All of this would have been less stressful for both you and the original seller, less expensive that the cost to defend yourself in a potential lawsuit, and certainly would have helped the seller to keep his credit from being trashed.

Reality is that at this point your buyer does not have to do anything. They can sit there without payment UNTIL the lender forecloses. Neither you or the seller can step forward to make payments since neither of you has an interest in the property.

I wouldn’t bother talking to her attorney. The reason he didn’t call you back may well have been that he hasn’t been retained by her. I’d go directly to her…and I’d FORCEFULLY demand the deed back. When and if you get it, I’d check to see if any OTHER liens have now attached to the property.

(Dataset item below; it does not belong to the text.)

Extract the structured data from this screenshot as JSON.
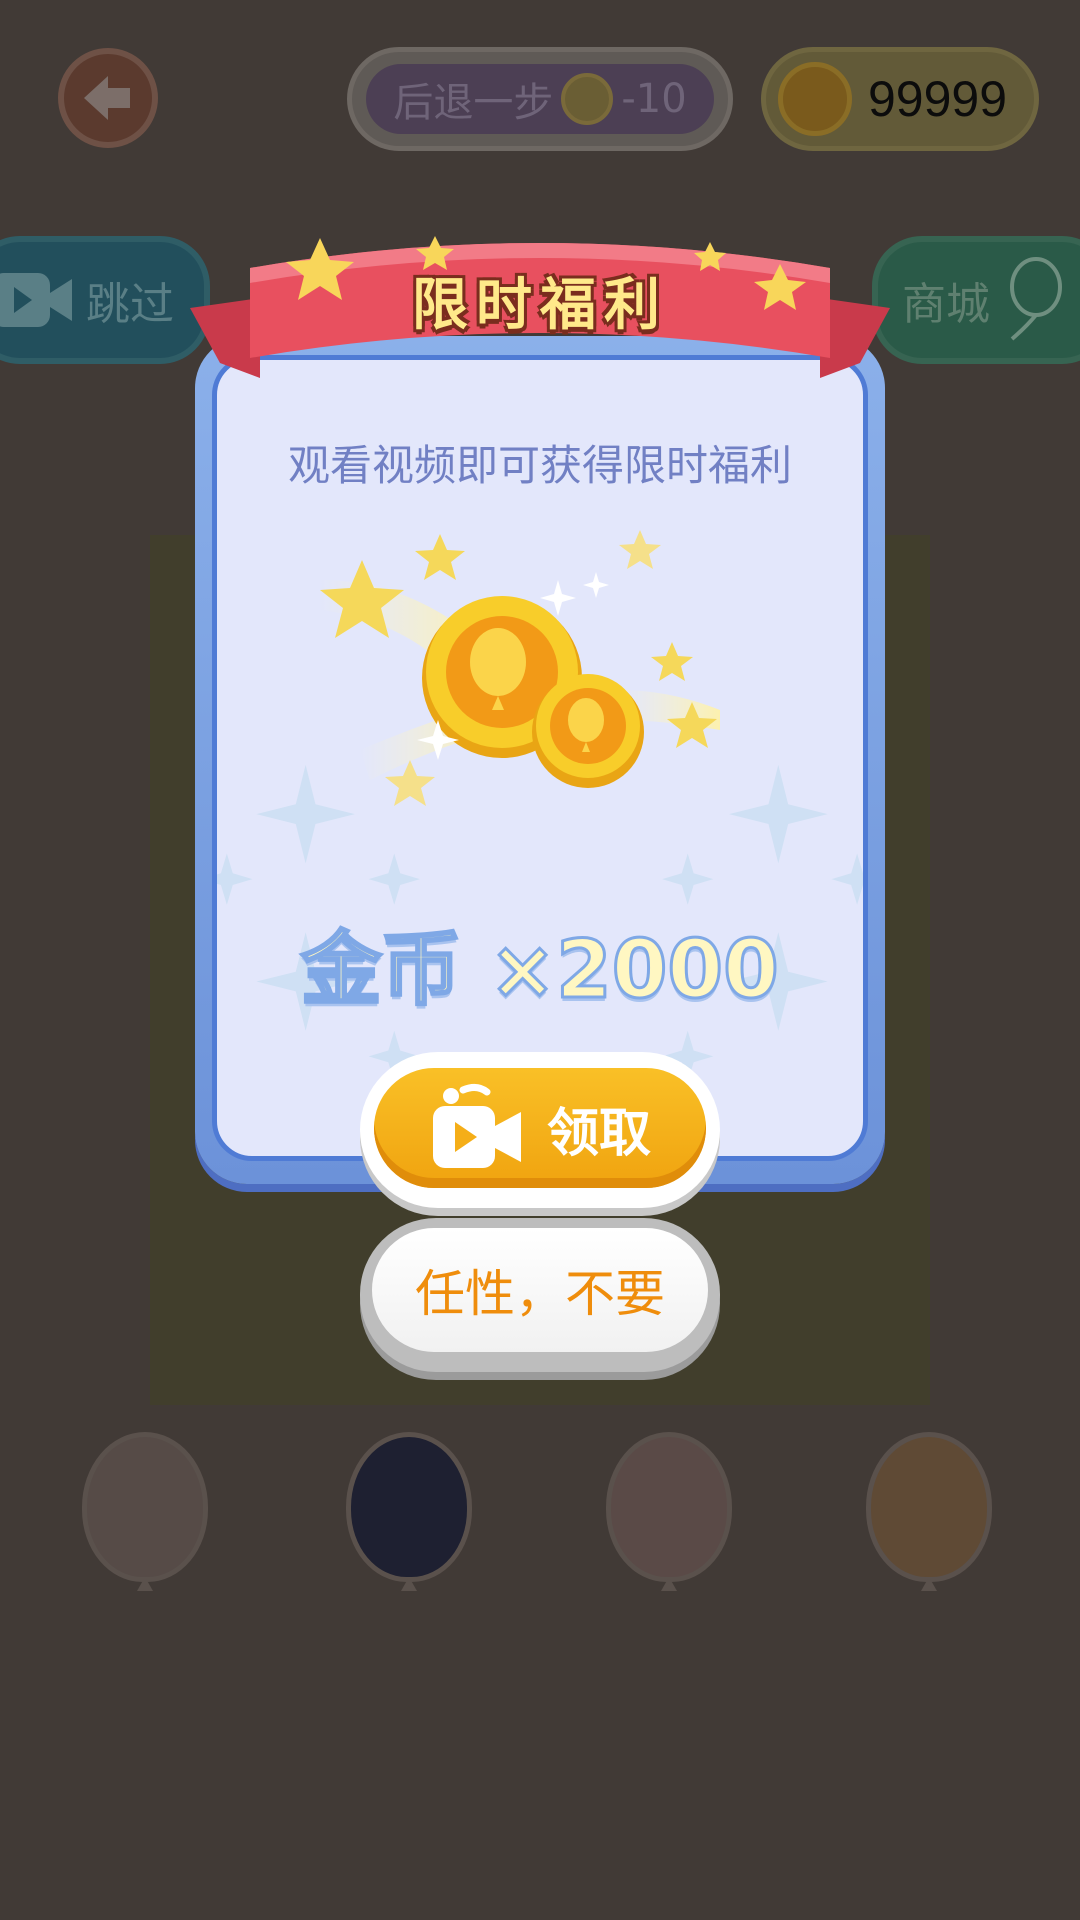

If not, I’d record it, bring the loan current, and this time resell it the correct way. And Tim, I’d make a BIG priority of this, not just make a simple phone call and drop the whole thing. This is your mistake…do what you can to remedy it.

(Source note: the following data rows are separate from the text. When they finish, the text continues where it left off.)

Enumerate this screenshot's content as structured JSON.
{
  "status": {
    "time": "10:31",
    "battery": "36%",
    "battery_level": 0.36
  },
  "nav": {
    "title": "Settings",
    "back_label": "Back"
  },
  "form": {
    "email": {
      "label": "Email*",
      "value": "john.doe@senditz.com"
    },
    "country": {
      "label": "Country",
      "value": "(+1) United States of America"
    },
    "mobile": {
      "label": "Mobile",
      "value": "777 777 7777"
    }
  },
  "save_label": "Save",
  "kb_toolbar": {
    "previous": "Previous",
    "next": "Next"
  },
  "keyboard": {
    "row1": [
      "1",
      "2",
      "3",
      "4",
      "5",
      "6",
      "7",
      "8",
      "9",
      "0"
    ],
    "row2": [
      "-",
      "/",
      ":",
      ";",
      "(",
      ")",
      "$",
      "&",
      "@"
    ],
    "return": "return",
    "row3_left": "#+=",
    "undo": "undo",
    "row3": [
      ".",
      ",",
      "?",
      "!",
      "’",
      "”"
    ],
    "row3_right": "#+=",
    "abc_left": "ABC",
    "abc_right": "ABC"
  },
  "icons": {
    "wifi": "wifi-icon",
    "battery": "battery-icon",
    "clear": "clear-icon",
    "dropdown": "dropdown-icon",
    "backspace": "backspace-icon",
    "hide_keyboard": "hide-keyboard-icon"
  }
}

If additional liens have attached, I’d inform the seller and give him the option of taking the property so he can protect his credit. But inform him that there are now new liens.

Sorry for the experience Tim. This isn’t a pleasant one.


Re: Subject-to gone bad…Bronchick?? - Posted by JohnBoy

Posted by JohnBoy on January 17, 2001 at 15:41:24:


The way I understand it is that the lender would only have recourse against the original borrower. The borrower (seller) that you took the property from “subject to” would then have recourse against you or your corporation if that is what you took title in and signed off on. You would have recourse against the buyer you gave the property to “subject to”.

If you had the seller sign a release of liability when you turned the property over to your buyer, then the seller would only have recourse against your buyer. If you didn’t get a release of liability then it sounds like you may have a big mess on your hands.

I know it’s to late now, but why did you let your buyer take this over subject to from you? You should have either sold to them on a L/O or a contract for deed until they were able to refinance and pay off the underlying loan to get your seller off the hook.

I would show up at your buyer’s attorney’s office and try to get this resolved in a hurry. Assuming you didn’t get a release of liability signed off from the seller. Let that attorney know you intend to file a major lawsuit against the buyer immediately unless your buyer pays up or at least deeds the property back to you and vacates the property. Hopefully your buyer isn’t planning on filing a BK.

Re: Subject-to gone bad…Bronchick?? - Posted by JohnBoy

Posted by JohnBoy on January 17, 2001 at 20:02:36:

What would using a corporation have to do with skirting responsibility to the lender? It wouldn’t matter whether you took over subject to, personally or using a corp. You wouldn’t be liable to the lender regardless. You would only be liable to the seller for performing on your agreement with him/her.

Perhaps the Judge would ask if the corporation was just a tool to skirt responsibility to the seller, but it would have nothing to do with the lender. You didn’t sign anything or make any kind of agreement with the lender. So how could this have anything to do with the lender as far as your responsibility is concerned? The seller is the one that remains responsible to the lender. The seller is the one who signed on the note, not the buyer.

I’d be more concerned about what the seller will do in this case, not the lender. The lender will go after the seller. It’s the damages the seller incurs over this resulting from the buyers default on their agreement that would be worrying me. The lender would be the least of my concern.

Point well taken! - Posted by Tim Jensen

Posted by Tim Jensen on January 18, 2001 at 20:32:12:


point well taken.

You are right I messed up. I have spoken to the woman before about and she told me that she wants to talk to her attorney. However, I am going to stop by this weekend and try it again.

If I can deed, what I plan on doing is seeing if the old owner will take the place back and I will make sure the paymenst are taken care of.

This is a mess!


Well done, JP, excellent (educational) post! - Posted by Randy M

Posted by Randy M on January 17, 2001 at 19:29:14: